By Sidney Taiko Sheehan
Just last year, Danny JJ Wang, PhD, director of imaging technology innovation at the USC Mark and Mary Stevens Neuroimaging and Informatics Institute (USC INI) and his team at the start-up company Hura Imaging, Inc., received a two-year, $1.6 million grant from the National Institutes of Health’s Small Business Innovation Research (SBIR). The SBIR program supports the translation of technologies from the lab to commercial use through small business innovation and commercialization.
Wang and his team are addressing the growing concern that radiation involved in computed tomography (CT) scans can be unnecessarily harmful to patients. CT scans can certainly save lives by catching abnormalities, but there is a strong desire for methods that can lower the risk of cancer with reduced use of radiation. However, low dose CT scans result in low contrast or noisy images.

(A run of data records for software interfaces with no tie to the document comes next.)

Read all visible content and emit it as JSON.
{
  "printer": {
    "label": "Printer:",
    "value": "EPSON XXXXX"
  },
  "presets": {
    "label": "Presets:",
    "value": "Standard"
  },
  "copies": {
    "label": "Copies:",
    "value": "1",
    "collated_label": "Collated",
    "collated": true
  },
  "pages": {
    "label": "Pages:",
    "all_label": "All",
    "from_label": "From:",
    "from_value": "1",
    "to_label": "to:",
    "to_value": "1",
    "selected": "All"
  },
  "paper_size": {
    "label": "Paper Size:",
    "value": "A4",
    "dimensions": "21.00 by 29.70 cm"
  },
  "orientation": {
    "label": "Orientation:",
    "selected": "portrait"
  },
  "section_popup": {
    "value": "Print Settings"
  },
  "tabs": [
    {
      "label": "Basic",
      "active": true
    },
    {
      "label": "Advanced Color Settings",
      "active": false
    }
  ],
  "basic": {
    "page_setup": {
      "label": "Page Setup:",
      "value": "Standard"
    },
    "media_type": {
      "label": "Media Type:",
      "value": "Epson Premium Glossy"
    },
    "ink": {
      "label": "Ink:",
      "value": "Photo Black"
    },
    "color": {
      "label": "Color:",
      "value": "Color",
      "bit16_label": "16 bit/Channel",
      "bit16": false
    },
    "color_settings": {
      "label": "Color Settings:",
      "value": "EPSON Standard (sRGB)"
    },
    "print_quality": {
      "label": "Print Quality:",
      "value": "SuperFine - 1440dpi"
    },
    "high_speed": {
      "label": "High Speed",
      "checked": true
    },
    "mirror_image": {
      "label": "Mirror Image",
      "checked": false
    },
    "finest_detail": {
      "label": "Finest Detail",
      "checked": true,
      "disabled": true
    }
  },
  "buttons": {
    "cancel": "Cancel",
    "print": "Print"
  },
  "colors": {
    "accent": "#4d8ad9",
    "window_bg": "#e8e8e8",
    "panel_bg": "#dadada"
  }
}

“Our technology reduces the image noise of CT perfusion and improves image contrast by about 50-75% without compromising imaging speed,” says Wang. “Compared to existing low-dose CT technologies, our technique has the advantages of fast computation speed and excellent retention of the texture and resolution of CT images. We are delighted to report that we have now received 510(k) clearance from the U.S. Food and Drug Administration (FDA) for our CT perfusion software (Hura CTPTM).”

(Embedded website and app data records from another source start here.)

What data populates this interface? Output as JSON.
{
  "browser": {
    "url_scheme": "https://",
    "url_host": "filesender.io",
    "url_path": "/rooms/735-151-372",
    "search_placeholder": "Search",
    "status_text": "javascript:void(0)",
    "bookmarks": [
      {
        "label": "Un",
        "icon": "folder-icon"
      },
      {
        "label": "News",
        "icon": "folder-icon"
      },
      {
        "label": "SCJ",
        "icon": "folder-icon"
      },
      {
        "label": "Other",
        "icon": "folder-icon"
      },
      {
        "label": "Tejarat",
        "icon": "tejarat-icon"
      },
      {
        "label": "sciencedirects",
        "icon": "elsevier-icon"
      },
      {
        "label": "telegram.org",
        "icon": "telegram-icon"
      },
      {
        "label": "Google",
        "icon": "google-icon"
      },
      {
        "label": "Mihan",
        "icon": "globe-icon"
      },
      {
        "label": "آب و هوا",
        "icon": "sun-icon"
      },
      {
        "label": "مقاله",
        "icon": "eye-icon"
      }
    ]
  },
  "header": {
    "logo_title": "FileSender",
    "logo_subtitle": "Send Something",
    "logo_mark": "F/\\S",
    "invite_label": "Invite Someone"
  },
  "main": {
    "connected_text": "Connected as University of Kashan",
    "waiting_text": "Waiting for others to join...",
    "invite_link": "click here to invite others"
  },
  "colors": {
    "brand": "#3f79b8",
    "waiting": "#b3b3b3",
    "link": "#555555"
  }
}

“Dr. Wang’s technique dramatically improves the quality and signal-to-noise ratio of CT perfusion images, with minimal additional computation time,” says Vinay Duddalwar, MD, professor of clinical radiology at the Keck School of Medicine of USC. “The technology may impact the safety and clinical practice of CT perfusion.” Dr. Duddalwar is the lead investigator of the SBIR study at the Keck School.
FDA 510(k) clearance is a critical and necessary step when preparing a “device” for market in the U.S. “Dr. Wang set out with the goal of leading the INI’s efforts to use our computational resources and expertise in clinical imaging to make CT scans safer while improving image quality,” says Arthur W. Toga, PhD, provost professor of ophthalmology, neurology, psychiatry and the behavioral sciences, radiology and engineering, the Ghada Irani chair in neuroscience at the Keck School, and director of the INI. “Dr. Wang is now one step closer to commercializing this work so that it can be widely used in clinical practice to help keep patients safe while improving the quality of clinical care.”
The INI is collaborating with USC’s radiology department and Hura Imaging. The INI provides the facilities and computational resources through its Laboratory of Neuro Imaging (LONI) and Hura Imaging is handling commercialization of the technology. “I’m grateful for the opportunity to impact translational research and to celebrate this milestone with my colleagues,” says Wang.